U.S. AIR FORCE ACADEMY, Colo. – The 10th Air Base Wing drew attention to the topic of intimate partner violence with the installation’s first Black Eye Campaign, Feb. 25.

Civilian and military volunteers wore makeup to simulate abuse-related injuries on their faces and upper torsos. The volunteers worked a normal schedule in their duty areas and reported reactions to their injuries.

“I have had several people approach me after bystander prevention training [in the past] and say, ‘this is great, but is there a way we can get some hands-on training,’” said Megan Lee, 10th ABW violence prevention integrator. “This was an opportunity for them to practice asking some tough questions.”

Lee said the program teaches bystanders to respond by directly asking about possible abuse, delegating to another authority figure or creating a diversion if abuse is in progress. Ultimately, she said people should respond in a way that makes them safe and comfortable.

The actors initially told their coworkers their injuries were from altercations with their intimate partners. After gaging their response, the actors then presented their coworkers with cards that explained the exercise and provided contact information for violence prevention resources.

Staff Sgt. Adam Waters, who works for the Preparatory School, said about 50 percent of the people asked about his injuries. A larger number of women than men asked him about his injuries, which he attributed to the misconception that men are not often victims of domestic violence.

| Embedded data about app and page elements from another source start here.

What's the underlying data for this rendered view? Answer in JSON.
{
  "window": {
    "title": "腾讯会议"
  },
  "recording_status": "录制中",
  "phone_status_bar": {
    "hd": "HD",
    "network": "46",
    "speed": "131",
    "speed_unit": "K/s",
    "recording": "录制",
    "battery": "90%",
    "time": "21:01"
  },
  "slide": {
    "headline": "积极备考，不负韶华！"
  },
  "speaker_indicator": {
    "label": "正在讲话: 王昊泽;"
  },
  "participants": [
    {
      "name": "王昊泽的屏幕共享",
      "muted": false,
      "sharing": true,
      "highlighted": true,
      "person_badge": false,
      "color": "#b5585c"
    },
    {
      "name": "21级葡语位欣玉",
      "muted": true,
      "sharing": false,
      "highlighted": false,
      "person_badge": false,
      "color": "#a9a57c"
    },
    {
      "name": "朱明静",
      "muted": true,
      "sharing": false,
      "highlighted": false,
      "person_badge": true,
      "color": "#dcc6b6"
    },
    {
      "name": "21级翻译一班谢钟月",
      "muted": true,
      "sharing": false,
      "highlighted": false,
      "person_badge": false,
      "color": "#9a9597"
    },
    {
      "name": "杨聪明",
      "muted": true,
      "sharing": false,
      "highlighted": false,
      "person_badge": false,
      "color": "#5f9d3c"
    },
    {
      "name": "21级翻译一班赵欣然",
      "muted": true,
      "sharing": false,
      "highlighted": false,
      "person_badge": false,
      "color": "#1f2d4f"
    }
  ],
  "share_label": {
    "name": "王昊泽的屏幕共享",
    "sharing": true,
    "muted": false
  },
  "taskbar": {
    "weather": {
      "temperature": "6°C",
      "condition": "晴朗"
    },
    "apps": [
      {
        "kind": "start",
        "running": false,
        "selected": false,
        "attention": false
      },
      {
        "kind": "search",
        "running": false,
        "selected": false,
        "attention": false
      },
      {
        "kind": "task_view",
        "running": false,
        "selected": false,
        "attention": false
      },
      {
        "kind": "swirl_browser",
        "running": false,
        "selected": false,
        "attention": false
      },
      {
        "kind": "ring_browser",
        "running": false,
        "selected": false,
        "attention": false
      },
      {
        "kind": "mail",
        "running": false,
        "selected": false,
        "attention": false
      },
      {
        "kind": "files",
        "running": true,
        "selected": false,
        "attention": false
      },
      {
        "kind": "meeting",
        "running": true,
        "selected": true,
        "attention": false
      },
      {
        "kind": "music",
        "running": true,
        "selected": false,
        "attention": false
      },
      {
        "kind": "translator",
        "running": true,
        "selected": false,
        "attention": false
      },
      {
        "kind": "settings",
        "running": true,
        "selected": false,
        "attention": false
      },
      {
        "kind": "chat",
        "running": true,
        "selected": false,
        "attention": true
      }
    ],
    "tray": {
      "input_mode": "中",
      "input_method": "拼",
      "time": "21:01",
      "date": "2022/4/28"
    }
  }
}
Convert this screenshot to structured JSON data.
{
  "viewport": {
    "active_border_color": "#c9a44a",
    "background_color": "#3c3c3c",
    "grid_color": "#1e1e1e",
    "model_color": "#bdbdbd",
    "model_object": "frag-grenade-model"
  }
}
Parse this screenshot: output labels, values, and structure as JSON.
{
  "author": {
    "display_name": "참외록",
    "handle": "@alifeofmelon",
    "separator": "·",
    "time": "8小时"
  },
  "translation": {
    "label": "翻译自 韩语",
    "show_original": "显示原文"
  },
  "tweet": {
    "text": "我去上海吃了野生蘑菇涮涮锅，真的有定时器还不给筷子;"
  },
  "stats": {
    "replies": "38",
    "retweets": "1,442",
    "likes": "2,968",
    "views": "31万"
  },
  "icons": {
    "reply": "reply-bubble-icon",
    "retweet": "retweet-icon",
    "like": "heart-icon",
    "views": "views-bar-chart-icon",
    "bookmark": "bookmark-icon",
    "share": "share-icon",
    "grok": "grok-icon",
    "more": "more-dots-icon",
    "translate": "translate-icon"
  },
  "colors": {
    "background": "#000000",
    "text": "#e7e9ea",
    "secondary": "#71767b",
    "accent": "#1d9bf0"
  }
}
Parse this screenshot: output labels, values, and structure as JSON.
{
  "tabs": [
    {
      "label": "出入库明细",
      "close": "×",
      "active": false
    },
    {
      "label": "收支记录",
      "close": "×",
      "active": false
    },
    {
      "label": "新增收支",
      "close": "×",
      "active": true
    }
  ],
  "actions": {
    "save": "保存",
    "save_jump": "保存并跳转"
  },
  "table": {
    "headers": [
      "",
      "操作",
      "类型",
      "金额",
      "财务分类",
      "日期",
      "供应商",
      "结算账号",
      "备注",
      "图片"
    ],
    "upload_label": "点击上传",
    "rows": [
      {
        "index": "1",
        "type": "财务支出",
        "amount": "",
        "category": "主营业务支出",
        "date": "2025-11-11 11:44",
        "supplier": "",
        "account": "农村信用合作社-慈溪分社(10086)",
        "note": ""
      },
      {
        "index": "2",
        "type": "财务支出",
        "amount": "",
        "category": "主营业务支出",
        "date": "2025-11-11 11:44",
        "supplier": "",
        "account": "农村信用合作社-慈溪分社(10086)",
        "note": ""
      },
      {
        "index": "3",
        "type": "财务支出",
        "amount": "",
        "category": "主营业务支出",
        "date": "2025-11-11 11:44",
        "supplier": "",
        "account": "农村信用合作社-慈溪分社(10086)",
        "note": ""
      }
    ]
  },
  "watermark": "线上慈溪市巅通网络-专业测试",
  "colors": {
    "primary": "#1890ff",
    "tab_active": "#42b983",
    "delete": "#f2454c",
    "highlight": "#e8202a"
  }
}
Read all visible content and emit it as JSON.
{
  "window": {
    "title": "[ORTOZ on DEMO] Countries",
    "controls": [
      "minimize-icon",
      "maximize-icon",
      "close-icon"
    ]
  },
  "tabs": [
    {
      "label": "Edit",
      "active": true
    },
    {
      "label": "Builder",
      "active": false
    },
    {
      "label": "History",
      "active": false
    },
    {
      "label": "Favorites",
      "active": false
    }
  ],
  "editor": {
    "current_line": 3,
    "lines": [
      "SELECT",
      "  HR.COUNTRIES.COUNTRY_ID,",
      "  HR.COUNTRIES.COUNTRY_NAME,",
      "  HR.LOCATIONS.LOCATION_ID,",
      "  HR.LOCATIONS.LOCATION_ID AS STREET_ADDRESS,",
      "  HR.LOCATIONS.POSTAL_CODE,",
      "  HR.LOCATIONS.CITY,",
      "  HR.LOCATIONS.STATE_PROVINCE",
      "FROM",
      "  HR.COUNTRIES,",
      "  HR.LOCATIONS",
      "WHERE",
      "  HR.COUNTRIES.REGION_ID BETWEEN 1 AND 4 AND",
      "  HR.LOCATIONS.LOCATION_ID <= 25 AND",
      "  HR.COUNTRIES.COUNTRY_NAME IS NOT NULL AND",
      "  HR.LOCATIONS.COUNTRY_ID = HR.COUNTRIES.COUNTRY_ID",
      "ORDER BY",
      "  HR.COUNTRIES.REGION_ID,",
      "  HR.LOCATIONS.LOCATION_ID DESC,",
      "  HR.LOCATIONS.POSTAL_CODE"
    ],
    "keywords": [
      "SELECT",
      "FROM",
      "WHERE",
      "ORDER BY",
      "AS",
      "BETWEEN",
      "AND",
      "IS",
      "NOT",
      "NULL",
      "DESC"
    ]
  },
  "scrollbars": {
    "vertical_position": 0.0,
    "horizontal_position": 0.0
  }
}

“I found that a lot of people didn’t take it very seriously or were hesitant to ask me details about my injury, either joking about it or even attributing it to a sports injury,” he said. “I also think there is an aspect of pride involved; I felt a little embarrassed to [suggest] that my spouse had abused me in a conversation with another man.”

Aside from gender, rank played a factor in bystanders’ responses. Senior Master Sgt. Candi Schneider, the 10th Force Support Squadron superintendent, said one service member who did not approach her during the exercise said she was afraid to be wrong about abuse when talking to a senior noncommissioned officer.

“As a survivor of domestic violence, I told her to ask, because you might be the only one who does,” Schneider said.

She said the exercise led to in-depth conversations that allowed her to share her experience with domestic assault in a previous relationship and scenarios she had encountered as a first sergeant.

The exercise created empathy and understanding of abuse survivors for the actors.

“I had several of the actors tell me that they were so happy to wash off their bruises at the end of the exercise while also coming to understand that real abuse victims don’t have that option,” Lee said.

The campaign was timed to coincide with Teen Dating Violence Awareness and Prevention Month. The goal of the awareness month is to help young people make healthy choices in their relationships.

To learn more, visit https://youth.gov/feature-article/teen-dating-violence-awareness-and-prevention-month